Items from an interface collection
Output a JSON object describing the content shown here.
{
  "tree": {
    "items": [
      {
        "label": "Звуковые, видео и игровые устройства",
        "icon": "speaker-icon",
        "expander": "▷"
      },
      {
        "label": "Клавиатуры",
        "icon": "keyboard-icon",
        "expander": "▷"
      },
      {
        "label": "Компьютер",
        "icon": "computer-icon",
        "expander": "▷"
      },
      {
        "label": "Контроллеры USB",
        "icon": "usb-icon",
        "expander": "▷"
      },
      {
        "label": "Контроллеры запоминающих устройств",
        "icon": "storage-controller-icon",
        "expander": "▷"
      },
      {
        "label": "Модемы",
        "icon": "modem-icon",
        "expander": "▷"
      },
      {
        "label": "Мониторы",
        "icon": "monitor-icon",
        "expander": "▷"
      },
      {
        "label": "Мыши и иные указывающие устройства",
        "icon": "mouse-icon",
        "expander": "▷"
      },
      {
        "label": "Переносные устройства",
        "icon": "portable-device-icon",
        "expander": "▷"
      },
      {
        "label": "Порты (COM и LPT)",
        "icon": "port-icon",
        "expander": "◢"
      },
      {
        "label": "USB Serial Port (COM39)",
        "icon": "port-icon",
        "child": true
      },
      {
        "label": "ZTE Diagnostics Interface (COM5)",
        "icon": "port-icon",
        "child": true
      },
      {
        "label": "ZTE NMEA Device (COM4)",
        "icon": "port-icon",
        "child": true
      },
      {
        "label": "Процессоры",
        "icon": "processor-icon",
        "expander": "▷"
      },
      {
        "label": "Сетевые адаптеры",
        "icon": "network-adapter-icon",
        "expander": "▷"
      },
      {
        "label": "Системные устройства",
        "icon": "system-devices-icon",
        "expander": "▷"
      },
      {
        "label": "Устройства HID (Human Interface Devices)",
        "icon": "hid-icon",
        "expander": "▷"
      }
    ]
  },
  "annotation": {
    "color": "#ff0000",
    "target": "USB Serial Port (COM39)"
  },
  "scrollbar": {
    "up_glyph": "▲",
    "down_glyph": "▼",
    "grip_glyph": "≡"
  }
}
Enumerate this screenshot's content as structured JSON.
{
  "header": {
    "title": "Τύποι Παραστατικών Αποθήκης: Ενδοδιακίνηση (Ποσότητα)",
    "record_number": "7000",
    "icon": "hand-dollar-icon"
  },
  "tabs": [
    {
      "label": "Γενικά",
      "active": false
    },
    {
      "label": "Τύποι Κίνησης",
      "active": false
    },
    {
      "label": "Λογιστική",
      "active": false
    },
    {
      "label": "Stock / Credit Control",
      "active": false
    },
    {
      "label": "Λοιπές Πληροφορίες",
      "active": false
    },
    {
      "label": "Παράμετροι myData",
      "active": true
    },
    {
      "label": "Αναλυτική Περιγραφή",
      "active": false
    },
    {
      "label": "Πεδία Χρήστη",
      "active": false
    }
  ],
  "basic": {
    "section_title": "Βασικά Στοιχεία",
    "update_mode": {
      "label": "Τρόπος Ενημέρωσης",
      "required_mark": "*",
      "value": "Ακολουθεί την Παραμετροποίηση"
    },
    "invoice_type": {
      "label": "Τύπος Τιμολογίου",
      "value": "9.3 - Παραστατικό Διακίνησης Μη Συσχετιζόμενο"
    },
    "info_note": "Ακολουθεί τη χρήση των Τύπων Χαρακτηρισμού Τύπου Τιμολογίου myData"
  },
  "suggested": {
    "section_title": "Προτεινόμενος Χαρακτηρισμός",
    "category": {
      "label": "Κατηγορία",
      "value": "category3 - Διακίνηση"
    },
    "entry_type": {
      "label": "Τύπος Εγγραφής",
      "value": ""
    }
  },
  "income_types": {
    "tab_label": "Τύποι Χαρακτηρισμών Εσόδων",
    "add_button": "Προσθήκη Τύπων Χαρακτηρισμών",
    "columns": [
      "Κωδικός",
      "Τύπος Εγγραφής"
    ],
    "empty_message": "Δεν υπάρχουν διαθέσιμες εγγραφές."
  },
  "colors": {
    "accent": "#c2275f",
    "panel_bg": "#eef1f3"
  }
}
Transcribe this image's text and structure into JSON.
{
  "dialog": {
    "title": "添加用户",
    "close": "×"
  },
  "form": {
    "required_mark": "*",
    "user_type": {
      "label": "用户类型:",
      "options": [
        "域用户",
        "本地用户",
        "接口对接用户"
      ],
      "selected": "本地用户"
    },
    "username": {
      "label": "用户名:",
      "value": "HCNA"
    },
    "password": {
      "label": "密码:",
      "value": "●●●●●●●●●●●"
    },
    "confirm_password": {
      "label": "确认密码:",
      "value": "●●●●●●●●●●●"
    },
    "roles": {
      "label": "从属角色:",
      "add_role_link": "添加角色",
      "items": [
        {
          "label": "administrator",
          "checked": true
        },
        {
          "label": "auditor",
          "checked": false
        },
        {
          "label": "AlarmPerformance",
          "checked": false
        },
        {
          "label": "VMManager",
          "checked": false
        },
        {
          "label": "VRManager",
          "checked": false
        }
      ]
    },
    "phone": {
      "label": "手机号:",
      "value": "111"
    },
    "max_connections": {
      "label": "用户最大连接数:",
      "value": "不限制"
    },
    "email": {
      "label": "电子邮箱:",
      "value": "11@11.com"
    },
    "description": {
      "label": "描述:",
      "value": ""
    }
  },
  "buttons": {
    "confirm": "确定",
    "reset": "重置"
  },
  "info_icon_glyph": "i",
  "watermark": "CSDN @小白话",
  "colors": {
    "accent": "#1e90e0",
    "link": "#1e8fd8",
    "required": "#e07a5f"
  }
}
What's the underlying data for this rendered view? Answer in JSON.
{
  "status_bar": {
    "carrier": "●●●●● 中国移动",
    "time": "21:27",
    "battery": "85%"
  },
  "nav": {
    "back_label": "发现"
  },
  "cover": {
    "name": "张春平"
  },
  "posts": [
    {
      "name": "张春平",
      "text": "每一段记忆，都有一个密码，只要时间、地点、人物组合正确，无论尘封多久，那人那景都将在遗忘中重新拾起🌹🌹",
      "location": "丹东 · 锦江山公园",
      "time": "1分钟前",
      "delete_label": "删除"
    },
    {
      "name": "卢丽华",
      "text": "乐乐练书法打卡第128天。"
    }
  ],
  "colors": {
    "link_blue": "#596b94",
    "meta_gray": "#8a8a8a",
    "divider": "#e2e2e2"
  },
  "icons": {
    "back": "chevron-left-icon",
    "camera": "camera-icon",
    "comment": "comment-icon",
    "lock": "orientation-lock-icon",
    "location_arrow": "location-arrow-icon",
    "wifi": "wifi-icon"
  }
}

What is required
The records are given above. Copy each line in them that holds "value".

Expected output
      "value": "Ακολουθεί την Παραμετροποίηση"
      "value": "9.3 - Παραστατικό Διακίνησης Μη Συσχετιζόμενο"
      "value": "category3 - Διακίνηση"
      "value": ""
      "value": "HCNA"
      "value": "●●●●●●●●●●●"
      "value": "●●●●●●●●●●●"
      "value": "111"
      "value": "不限制"
      "value": "11@11.com"
      "value": ""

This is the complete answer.